As the Telegraph's James Kirkup notes, Chris Huhne has been doing the media rounds again, with yet more anti-Conservative comments. Huhne said:
"By giving voters more power, by giving power to the people, it’s absolutely in the tradition of the way in which we have improved our system over time, giving votes to women, giving votes to every person. All of these changes were actually opposed by the Conservative Party. The Conservative Party has opposed every change in our democracy, including votes for women, including votes for all men. That’s always been the Conservative role."

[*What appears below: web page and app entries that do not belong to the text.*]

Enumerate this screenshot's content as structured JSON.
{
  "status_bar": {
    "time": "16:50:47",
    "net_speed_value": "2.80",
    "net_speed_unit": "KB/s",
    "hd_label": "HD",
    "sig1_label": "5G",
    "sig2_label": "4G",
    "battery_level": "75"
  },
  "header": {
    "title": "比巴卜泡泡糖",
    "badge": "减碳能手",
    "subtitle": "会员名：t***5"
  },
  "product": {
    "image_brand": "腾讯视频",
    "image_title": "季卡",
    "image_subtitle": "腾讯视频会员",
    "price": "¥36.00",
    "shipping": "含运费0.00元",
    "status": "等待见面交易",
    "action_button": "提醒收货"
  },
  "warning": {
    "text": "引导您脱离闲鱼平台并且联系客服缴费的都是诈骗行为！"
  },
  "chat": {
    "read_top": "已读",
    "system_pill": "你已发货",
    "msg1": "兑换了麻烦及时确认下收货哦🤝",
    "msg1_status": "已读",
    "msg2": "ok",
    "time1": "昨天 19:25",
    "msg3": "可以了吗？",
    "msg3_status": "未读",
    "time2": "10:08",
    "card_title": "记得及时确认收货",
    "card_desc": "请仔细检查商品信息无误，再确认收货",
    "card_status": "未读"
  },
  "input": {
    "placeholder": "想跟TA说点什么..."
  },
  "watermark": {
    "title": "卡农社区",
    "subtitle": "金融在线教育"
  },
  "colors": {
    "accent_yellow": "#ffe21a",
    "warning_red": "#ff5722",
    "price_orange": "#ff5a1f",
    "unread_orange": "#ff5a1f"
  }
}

Quite apart from centuries-old political stances being irrelevant to the current campaign – the Labour Party once stopped Emmeline Pankhurst from joining on the grounds of her gender, but I'm not aware of that governing the nature of their equalities policies since – Mr Huhne is being selective with his history. It was the Conservatives who extended the franchise to the working class (Reform Act 1867) and gave equal votes to women (Representation of the People Act 1928) – David Lloyd George's government in 1918 only gave votes to some women. This was another weekend of strongly anti-Conservative comments, as previously listed here.